Stowe Boyd: The idea of constructive uncertainty is not predicated on eliminating our biases. They are built into our minds as deeply as language and lust. … We have to accept at a fundamental level that we are inherently wired to be biased. … Constructive uncertainty is based on the notion that we are confronted with the need to make decisions based on incomplete information. More than ever before, learning trumps ‘knowing’, since we are learning from the cognitive scientists that a lot of what we ‘know’ isn’t so: it’s just biased decision-making acting like a short circuit, and blocking real learning from taking place.
The need for this skill has to be emphasised. Not only in our normal technical efforts to reduce bias, but especially when dealing with those often rather arrogant researchers and evaluators who believe in “objectivity” and “certainty” when working with data, presenting “statistically rigorous” results, and value-laden evaluation “tools” as well as judgments. “Plausible cause”, “sound evaluative reasoning”, “adaptive management”, “reflection” and “triple loop learning” should be much more prominent terms and actions in our “objective facts” driven evaluation lexicons.
Skill 5. Complex Ethics
Stowe Boyd: All thinking touches on our sense of morality and justice. Knowledge is justified belief, so our perspective of the world and our place in it is rooted in our ethical system, whether examined or not. … Complex ethics are needed to jump-start ourselves, and to consciously embrace pragmatic ethical tools.
This is a critical issue for evaluation in a post-normal era. As Boyd notes, simplistic ethical systems will have to be rejected and displaced by complex ethical systems. For evaluators this means in order to make informed and useful assessments for this era, we will have to understand very well the issues that are at play as well as the trade-offs involved. Yet how many evaluation reports do you read that discuss or make judgments about trade-offs? Or thoughtfully question dominant narratives, including and especially those with ethical implications?
Boyd refers as example to the notion that the very important premises that underlie the theory of (the tragedy of) the Commons should in all likelihood serve as a foundation for future political order in both the geopolitical and workplace contexts. In my view, we will among many other issues have to reconsider ethics around our tendency to prioritise glibly and unthinkingly “democracy”, “human rights”, “individual rights” and “no-one left behind” irrespective of the societal order or the development challenges societies face. Our norms and ethics will have to reflect appreciation of the consequences of our many “aid” interventions that tear the fabric of societies. We will have to consider the fact that “good governance” that improves the lives of society in tandem with the environment is much more important than the political system through which it is done.

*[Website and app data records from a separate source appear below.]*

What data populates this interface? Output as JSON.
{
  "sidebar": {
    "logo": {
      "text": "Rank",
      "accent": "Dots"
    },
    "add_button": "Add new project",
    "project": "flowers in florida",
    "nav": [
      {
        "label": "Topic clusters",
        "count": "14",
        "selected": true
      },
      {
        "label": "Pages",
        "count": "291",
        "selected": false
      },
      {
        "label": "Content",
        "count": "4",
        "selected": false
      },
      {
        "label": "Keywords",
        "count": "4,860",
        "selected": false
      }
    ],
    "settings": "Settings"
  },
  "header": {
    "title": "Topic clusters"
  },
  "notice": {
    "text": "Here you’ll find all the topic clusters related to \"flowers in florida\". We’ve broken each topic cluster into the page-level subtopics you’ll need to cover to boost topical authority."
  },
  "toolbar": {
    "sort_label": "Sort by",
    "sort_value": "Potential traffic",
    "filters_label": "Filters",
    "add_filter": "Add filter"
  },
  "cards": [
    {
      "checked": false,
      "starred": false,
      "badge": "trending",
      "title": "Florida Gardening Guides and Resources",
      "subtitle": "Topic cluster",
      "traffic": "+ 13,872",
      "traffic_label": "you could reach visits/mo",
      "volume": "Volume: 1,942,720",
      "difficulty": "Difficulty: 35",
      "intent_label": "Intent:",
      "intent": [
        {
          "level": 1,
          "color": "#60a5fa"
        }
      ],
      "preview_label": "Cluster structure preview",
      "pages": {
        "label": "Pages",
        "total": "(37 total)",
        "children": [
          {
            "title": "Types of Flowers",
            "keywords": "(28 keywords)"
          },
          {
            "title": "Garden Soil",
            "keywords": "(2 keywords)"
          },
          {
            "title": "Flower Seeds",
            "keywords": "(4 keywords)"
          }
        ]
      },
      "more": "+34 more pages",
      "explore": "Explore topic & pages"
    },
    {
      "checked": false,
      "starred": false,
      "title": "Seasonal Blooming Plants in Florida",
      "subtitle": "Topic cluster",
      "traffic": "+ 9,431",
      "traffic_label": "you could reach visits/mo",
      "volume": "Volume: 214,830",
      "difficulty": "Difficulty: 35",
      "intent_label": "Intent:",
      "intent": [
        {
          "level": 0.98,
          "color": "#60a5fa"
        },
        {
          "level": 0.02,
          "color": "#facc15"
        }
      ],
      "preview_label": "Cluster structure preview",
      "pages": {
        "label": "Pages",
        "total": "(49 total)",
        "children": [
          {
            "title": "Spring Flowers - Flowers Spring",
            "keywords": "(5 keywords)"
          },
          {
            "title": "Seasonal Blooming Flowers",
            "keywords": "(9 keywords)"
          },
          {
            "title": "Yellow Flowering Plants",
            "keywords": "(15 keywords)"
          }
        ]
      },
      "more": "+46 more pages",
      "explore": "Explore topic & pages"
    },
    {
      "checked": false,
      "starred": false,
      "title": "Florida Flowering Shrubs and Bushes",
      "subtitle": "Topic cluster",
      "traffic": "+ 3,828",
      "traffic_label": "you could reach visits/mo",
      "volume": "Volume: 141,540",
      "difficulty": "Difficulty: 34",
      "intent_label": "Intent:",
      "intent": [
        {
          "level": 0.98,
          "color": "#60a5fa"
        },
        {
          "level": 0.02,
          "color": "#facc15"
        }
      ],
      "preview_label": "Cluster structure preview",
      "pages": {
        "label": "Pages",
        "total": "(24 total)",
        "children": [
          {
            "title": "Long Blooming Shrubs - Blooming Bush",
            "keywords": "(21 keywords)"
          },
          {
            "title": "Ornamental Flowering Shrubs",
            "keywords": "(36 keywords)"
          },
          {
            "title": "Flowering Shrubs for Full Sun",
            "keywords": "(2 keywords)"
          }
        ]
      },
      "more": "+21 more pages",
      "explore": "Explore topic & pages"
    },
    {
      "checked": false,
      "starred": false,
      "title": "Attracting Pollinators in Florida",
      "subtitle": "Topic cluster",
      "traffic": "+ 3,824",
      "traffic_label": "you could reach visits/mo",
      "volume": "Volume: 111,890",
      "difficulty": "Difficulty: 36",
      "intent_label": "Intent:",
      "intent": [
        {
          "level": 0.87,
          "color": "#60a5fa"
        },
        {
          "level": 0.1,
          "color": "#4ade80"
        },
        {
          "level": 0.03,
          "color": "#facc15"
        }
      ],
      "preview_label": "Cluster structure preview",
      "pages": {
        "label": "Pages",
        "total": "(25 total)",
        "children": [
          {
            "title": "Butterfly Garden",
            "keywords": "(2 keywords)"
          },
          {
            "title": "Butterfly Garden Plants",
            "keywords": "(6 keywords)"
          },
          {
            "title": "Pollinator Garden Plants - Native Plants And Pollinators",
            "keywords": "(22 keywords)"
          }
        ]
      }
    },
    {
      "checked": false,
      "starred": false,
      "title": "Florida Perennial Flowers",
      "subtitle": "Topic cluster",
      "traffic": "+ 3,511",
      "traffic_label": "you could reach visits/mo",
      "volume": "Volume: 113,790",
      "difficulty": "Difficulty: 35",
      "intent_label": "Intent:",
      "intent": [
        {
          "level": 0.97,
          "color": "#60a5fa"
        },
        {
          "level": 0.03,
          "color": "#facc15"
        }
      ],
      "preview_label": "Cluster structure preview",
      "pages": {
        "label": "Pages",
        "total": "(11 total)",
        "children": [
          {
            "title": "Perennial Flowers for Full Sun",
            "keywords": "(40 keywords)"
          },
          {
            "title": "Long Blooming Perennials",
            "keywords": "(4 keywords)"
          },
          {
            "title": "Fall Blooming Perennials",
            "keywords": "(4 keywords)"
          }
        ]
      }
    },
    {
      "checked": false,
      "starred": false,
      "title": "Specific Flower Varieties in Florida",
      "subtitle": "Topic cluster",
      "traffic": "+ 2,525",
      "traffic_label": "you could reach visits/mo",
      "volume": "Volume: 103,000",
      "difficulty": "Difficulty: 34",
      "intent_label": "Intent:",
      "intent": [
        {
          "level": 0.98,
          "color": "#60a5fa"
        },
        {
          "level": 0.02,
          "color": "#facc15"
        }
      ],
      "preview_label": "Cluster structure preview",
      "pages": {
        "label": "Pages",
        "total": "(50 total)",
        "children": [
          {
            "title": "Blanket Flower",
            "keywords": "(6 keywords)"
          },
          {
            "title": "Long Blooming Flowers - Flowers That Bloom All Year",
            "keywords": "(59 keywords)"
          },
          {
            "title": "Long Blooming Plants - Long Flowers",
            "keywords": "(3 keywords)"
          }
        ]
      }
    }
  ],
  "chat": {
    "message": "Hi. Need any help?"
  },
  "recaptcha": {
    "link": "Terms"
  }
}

In this era the world will need a far stronger focus on harmony in society (especially in multicultural societies), on collective interests and action, and on the rights of our natural ecosystems and the planet. In many instances this will mean trading off the rights of people – going against our conventional way of dealing with these issues.
How far removed is our current thinking and write-ups about evaluation competencies from these five skills? Do these five resonate with us at all?
The next five, about which I will write in a next post, might challenge us even more.